In the absence of faith, people create their own traditions. Mueller participated in a survey of funeral home directors that investigated what baby boomers want from their funeral. Fewer want their relatives to see their body, he said, and more want a festive celebration of life.
“They say, ‘if I die, I want a party,’” he said. “People are defining what their ritual is.”
In the mid-20th century, the Catholic Church ruled that cremation was acceptable for Catholics, which many practitioners don’t know, Byron said. One workshop attendee asked him how the church planned to preserve relics from potential saints if they’ve been cremated. Byron was stumped.
“The one question I get, and I don’t know,” he laughed.

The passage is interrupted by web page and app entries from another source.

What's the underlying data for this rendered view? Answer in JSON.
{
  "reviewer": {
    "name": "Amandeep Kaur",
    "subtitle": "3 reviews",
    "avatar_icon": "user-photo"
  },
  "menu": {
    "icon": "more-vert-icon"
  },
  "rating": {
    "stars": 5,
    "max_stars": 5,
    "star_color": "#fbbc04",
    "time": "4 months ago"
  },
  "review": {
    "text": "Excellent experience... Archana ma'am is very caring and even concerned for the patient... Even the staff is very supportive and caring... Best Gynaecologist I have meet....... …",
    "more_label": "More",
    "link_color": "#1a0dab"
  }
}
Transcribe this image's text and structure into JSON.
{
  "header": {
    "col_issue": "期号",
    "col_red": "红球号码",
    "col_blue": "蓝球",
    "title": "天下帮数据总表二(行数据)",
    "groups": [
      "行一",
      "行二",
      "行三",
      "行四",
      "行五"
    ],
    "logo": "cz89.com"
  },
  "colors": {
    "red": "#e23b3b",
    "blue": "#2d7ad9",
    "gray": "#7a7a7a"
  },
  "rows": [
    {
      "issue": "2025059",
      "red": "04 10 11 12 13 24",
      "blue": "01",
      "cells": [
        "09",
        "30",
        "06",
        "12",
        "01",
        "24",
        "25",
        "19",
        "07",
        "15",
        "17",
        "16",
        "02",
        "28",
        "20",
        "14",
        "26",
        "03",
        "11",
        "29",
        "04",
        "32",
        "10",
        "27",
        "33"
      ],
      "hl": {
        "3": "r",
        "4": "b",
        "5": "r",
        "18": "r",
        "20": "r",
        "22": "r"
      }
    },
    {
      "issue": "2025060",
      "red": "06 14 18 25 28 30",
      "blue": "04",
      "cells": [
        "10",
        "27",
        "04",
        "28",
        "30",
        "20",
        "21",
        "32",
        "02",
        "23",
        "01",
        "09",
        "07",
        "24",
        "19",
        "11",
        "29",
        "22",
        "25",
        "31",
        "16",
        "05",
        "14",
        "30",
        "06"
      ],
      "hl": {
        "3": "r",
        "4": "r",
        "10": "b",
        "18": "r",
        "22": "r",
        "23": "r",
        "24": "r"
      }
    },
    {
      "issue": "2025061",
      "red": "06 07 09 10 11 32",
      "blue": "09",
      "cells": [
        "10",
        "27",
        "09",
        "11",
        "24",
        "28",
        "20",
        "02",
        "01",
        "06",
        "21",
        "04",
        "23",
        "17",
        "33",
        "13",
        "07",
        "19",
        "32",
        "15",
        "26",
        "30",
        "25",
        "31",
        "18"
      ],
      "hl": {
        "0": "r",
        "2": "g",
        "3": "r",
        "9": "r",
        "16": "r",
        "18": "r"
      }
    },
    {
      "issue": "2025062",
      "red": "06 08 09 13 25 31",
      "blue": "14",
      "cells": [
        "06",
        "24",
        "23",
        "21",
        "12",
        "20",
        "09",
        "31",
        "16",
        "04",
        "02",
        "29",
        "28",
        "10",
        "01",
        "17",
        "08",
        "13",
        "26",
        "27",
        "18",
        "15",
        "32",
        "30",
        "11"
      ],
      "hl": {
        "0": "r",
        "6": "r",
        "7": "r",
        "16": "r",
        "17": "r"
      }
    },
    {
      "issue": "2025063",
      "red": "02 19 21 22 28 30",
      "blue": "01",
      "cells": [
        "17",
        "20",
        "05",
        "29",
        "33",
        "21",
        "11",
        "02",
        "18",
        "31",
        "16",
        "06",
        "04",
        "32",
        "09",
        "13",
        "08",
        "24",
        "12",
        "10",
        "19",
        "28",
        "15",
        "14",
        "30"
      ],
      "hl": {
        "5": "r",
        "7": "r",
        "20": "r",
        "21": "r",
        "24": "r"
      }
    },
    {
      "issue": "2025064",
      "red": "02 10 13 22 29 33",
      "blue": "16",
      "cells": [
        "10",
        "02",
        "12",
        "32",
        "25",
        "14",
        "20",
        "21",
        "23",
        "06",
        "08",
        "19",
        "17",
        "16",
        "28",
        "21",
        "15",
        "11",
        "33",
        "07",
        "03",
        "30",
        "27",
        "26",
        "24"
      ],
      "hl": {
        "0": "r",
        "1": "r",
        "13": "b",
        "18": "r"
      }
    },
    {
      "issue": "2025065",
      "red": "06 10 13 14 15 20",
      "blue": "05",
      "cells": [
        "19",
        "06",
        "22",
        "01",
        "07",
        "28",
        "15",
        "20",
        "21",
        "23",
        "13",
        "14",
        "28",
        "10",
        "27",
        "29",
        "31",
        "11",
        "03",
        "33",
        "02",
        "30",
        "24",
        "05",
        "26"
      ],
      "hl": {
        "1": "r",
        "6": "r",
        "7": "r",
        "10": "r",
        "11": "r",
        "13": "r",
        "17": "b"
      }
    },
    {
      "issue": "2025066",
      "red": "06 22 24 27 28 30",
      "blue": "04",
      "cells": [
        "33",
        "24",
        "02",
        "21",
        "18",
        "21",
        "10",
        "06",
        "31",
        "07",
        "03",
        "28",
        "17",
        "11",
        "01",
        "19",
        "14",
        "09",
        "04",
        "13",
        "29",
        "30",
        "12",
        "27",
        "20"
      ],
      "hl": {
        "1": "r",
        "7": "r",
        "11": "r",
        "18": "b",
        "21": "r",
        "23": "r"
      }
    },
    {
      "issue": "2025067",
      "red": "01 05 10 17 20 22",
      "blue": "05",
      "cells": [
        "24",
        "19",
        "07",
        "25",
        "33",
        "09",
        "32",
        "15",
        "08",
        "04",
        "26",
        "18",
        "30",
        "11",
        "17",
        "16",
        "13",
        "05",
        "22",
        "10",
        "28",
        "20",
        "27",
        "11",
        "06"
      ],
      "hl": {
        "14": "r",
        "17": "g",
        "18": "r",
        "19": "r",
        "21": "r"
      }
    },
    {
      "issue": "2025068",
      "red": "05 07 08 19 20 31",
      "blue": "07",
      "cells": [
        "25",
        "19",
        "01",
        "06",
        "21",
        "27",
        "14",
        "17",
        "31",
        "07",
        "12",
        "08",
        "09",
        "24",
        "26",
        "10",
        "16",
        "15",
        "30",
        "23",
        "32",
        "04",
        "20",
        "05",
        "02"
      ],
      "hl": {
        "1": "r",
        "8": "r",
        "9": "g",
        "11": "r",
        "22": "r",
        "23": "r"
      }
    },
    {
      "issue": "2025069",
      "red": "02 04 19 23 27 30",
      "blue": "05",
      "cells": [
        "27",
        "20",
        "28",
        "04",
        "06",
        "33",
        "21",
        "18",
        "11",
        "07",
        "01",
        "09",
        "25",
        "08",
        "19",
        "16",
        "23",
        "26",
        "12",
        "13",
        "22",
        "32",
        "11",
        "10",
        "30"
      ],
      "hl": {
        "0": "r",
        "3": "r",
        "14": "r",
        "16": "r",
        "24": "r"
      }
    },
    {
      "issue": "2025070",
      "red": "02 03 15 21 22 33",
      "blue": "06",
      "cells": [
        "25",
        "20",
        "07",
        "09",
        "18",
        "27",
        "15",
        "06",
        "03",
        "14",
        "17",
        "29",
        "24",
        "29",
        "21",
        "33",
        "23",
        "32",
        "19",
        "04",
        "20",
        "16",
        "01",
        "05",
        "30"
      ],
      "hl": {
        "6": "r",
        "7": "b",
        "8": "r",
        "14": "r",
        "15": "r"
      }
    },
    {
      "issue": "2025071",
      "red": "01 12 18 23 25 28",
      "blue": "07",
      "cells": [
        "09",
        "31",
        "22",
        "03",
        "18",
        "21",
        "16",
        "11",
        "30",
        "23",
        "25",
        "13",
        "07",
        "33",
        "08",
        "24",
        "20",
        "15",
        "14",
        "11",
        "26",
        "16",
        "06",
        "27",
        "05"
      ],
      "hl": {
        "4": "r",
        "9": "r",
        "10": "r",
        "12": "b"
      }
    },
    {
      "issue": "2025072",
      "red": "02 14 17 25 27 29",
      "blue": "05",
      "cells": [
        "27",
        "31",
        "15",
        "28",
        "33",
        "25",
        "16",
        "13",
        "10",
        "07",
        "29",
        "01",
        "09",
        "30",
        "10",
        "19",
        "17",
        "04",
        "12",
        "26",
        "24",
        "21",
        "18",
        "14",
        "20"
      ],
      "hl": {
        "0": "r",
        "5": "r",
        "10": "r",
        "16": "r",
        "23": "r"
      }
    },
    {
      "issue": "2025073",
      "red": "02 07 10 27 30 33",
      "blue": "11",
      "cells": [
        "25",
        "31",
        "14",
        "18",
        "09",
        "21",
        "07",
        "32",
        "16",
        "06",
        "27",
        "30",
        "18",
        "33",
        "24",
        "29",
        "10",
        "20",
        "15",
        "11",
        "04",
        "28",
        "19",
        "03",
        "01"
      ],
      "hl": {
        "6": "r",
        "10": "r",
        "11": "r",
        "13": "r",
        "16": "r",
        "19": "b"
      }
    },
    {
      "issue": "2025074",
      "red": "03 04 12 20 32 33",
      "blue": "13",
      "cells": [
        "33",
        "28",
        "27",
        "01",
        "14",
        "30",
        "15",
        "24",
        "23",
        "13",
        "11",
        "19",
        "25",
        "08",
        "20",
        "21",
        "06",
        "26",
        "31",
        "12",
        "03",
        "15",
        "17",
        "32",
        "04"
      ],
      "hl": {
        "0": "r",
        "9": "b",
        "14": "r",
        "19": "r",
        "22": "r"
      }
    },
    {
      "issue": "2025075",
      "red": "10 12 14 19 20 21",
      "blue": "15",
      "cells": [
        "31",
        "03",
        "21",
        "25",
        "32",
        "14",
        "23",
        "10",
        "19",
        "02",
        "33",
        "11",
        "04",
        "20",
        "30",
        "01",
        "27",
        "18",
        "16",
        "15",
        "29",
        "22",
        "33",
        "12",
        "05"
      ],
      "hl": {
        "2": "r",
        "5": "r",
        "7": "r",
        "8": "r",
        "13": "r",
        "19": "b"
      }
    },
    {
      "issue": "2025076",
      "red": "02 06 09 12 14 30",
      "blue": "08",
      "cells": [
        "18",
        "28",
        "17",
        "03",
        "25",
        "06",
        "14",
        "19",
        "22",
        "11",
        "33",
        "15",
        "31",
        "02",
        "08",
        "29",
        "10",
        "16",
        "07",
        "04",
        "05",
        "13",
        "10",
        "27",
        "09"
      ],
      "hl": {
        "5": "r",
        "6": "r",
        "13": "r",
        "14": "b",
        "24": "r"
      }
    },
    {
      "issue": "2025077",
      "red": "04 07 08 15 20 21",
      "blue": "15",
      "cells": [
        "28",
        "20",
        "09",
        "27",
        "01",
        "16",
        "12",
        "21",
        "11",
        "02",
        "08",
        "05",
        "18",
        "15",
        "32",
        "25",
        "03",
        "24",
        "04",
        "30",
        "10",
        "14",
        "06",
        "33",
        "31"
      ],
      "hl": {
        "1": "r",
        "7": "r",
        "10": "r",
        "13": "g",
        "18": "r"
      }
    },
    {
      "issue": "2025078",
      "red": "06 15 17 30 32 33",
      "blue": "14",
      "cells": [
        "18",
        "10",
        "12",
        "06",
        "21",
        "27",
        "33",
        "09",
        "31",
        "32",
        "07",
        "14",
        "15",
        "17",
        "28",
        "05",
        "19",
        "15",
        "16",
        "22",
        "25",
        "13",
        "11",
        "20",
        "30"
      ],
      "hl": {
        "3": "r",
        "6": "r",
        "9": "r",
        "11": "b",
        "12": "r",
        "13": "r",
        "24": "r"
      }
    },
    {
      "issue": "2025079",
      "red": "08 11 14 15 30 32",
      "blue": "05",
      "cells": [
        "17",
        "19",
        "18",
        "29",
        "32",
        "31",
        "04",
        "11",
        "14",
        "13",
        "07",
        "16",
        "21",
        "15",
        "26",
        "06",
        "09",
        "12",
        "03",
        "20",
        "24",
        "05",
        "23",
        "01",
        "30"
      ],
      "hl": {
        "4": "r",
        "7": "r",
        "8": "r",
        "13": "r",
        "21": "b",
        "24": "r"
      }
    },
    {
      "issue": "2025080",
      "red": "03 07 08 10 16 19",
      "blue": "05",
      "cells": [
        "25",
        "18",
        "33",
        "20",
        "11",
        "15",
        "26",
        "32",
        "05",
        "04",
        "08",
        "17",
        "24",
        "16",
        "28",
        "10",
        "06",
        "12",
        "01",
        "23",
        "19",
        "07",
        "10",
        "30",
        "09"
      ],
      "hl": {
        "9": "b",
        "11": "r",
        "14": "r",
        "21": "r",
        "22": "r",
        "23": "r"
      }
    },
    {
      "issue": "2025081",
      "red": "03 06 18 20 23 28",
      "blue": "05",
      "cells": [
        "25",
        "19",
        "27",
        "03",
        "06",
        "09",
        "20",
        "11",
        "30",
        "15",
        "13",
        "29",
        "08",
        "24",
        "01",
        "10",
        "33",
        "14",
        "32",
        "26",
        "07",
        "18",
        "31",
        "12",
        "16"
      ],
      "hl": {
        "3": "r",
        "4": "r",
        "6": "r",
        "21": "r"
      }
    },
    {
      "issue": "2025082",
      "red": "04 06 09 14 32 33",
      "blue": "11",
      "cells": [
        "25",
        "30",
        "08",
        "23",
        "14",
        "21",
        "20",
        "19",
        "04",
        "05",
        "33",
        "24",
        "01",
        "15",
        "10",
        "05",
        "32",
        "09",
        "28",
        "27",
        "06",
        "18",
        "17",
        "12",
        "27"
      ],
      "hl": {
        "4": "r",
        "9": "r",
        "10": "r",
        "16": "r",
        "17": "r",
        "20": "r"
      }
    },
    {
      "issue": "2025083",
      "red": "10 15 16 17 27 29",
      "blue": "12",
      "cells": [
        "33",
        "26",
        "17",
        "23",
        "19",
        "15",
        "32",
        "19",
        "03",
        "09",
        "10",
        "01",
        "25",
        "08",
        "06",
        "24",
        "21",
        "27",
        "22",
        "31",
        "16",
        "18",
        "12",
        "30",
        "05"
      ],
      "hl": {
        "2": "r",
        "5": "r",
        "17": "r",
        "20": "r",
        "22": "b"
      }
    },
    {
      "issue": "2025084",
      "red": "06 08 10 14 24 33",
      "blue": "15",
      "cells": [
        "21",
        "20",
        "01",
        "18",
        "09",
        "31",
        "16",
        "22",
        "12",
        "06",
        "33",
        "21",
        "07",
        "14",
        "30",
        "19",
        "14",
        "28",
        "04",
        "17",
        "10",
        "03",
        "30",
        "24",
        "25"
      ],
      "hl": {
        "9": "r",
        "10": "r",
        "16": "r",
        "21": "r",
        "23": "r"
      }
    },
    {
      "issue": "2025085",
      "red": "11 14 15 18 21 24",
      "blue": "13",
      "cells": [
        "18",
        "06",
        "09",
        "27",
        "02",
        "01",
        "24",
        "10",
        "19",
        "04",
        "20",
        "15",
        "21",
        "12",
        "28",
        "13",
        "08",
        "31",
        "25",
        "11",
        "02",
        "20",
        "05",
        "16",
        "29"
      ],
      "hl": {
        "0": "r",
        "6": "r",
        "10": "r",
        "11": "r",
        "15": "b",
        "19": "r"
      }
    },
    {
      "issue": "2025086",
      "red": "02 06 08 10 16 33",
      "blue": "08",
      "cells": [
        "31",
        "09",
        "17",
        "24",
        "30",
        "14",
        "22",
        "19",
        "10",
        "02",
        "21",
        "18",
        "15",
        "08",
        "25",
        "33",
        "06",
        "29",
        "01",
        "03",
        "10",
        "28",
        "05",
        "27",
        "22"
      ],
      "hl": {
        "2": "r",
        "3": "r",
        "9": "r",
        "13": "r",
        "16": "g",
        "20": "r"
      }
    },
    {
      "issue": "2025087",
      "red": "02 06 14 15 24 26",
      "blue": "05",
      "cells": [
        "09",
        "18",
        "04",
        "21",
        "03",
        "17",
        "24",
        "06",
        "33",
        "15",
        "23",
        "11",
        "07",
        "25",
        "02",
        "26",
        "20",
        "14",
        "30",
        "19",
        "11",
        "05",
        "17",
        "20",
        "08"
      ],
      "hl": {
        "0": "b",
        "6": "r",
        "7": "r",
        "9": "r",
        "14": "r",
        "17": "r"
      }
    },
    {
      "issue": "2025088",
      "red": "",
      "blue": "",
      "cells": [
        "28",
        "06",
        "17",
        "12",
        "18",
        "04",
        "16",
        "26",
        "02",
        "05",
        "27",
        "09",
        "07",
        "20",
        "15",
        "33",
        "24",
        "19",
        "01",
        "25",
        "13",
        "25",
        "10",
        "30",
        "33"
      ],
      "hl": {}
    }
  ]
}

Sharing your wishes
“I think the best thing people can do in anticipating the deaths of themselves or their loved ones is to be clear about what they want,” Byron said.
A frank conversation with relatives is the quickest way to do this, but it’s not always easy. For those who are tongue-tied about their own death or don’t know where to begin, there are workbooks with titles like “I’m Dead. Now What?” and “Peace of Mind Planner” with prompts to record final requests, last words and important information like account numbers and passwords.
In this digital age, there are also ways to plan for what happens to your social media accounts after you die. Facebook allows users to select “legacy contacts” who can memorialize a dead person’s account and keep the page running in their memory.
Several people at the Pax Christi workshop asked about green burials, an environmentally-friendly burial that allows a body to decompose directly in the ground as naturally as possible, without embalming or protective caskets. However, finding a cemetery that will do a green burial can be difficult, Willard said, and no one has asked Huber Funeral Home about the practice yet. Instead, around 60 percent of Huber’s customers request cremation and the rest opt for a traditional burial.
The good news: Funeral costs tend to rise at a slower rate than other services, Mueller said.
The bad news: As people live longer, health care and the cost of living can burn through savings intended for funeral services.
Some insurance companies have plans that reserve money specifically for funeral-related costs, which protects the funds from other uses.
Both Mueller and Willard recommended talking with a funeral director about a pre-funded funeral, in which you create an account with your funeral home of choice and pay for the cost of your funeral wishes before dying.
“We try to do as much as we can when somebody comes in the door like that,” Willard said.
He cautioned that at some funeral homes, this is not the same as being prepaid, and if any changes are made to the plan after dying, the cost can change.
Mueller also noted that burying someone’s cremated remains in the same plot as a casket is generally free or less expensive than buying another plot for the ashes.
As in any industry, there are popular trends that come and go, Willard said. The colors that people request for a decedent’s casket are usually in line with popular car colors, just a year or two late, he noted, and there’s even a “Camry”-style casket for automobile fans to be buried in. People will spend anywhere from five to 30 minutes viewing Huber’s samples, Willard said.
While there are many options for caskets — wood or steel, ornate or simple, any color of the rainbow — there’s even more for cremated remains. Any container can be an urn, from ornate mother-of-pearl jars to containers shaped like a golf ball. There are even tiny memento urns available, if a family wants to scatter or bury most of the ashes but keep some close to home.
Those seeking thrills even after death can have their ashes pressed into diamonds, turned into shotgun shells or shot into space, Mueller said.
The one thing not to do, according to Byron, is bring an urn home to sit on the mantle, where it collects dust and is eventually forgotten, broken or shuffled off to the attic. Bury them, scatter them or shoot them into space, but don’t leave grandma’s ashes next to the cuckoo clock.